As we have established, a true SaaS solution is one which is not installed locally on your network, as with traditional software packages, but one you access over the internet and pay for on a monthly or annual basis. You likely access it via your favourite web browser or mobile device and all aspects of the hosting, maintenance and updating of the application are managed for you.
Once the SaaS buzzword ball got rolling though, it wasn’t long before businesses wanted to be seen to be “doing SaaS” to avoid feeling left behind and the use of the term began to spread beyond this initial meaning and into other areas. Non web-based applications that were subscription licensed joined the SaaS bandwagon first and my first realisation that my buzzword theory was complete came earlier this year when in a meeting with a fellow IT professional I was told: “Oh yes we are into SaaS as well – we take our application and install it on our client’s existing servers all the time.” Bingo, SaaS now appears to simply mean, software.
As I said before, you may be thinking that this isn’t much of a problem and words change meaning all the time – apparently “nice” used to be far from a complement (more great examples here). I guess my issue is not with the use of the word but the motive behind the change. It is driven by the need to keep up and the fact that this company or that competitor advertises SaaS so we must do so to.
What we all need to do is look beyond the buzzword. SaaS is a great model for software delivery but it isn’t suitable for all scenarios and is plain wrong for some people/applications. The right solution is the one that matches your business’ needs, not just the one that is labelled SaaS. If you’re not doing it the SaaS way it doesn’t mean you’re doing it wrong and as developers and IT professionals we need to be brave enough to call non-SaaS solutions what they are and not feel pressured to shoehorn every application we create and sell into the ever-widening SaaS bracket.
In my current sector of information management and the engineering world the software market is dominated by large, multi-functional packages which have significant installation overhead and require extensive configuration. SaaS can be a breath of fresh air in this arena as it gives organisations the opportunity to pay for the software as they need it and have the ability to respond quickly to change by turning on and off areas of functionality, scaling up or down and taking advantage of always up-to-date applications. Businesses are finding the SaaS approach gives them a flexibility they have not been used to in the past and for many it is the common sense route.

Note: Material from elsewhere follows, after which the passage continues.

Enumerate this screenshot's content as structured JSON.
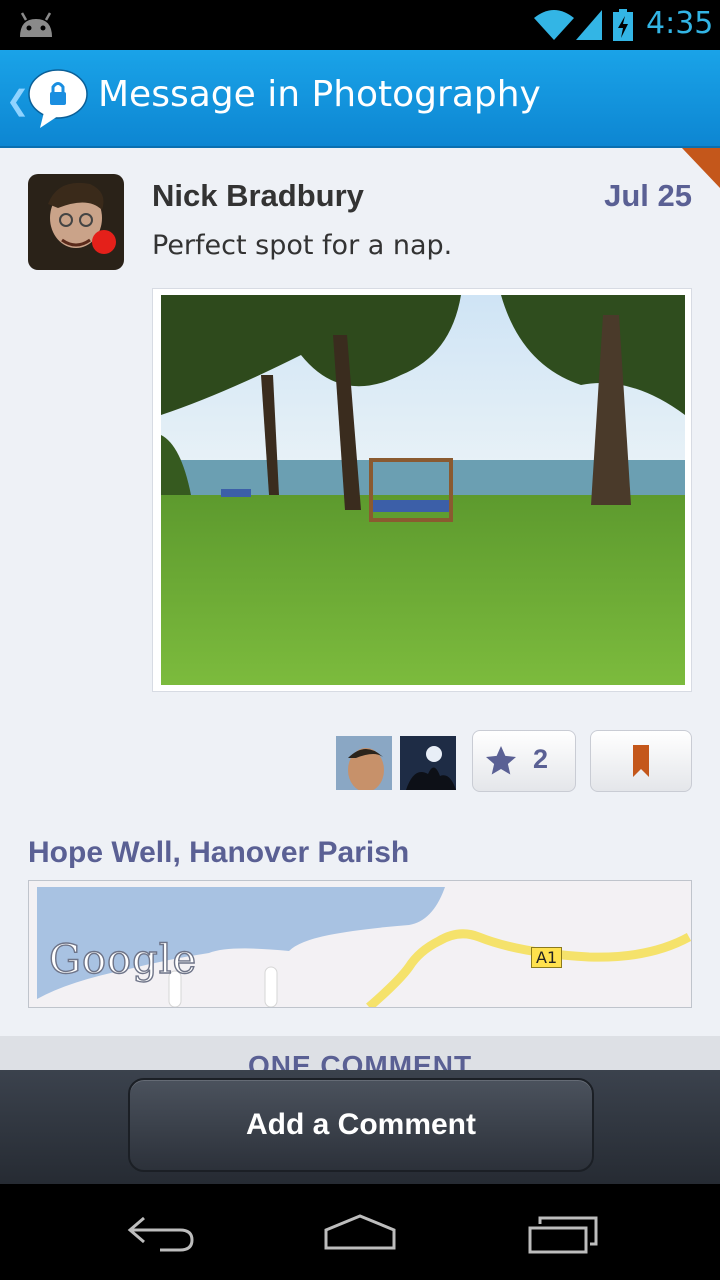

However, consumers of software products should be encouraged by suppliers who can offer expertise in a range of different delivery options including, but not limited to, SaaS and not be influenced by the ability to use a term because they think that is what you want to hear. There are perfectly good reasons that SaaS isn’t for you and you shouldn’t be frightened if this is the case. Ultimately you want a solution that works best for you, anything else is irrelevant.
But how will you know if SaaS is for you? In fact, how can you be sure of anything if the label SaaS pops up everywhere you turn? I agree, it’s difficult. My advice is to look beyond the phrases and ask for more detail. Deal with people who can explain their solutions in your terminology, not hide behind a long list of words it is fashionable to nod along to. Ask more questions until you’re happy you understand and more often than not you will be much happier with the end result.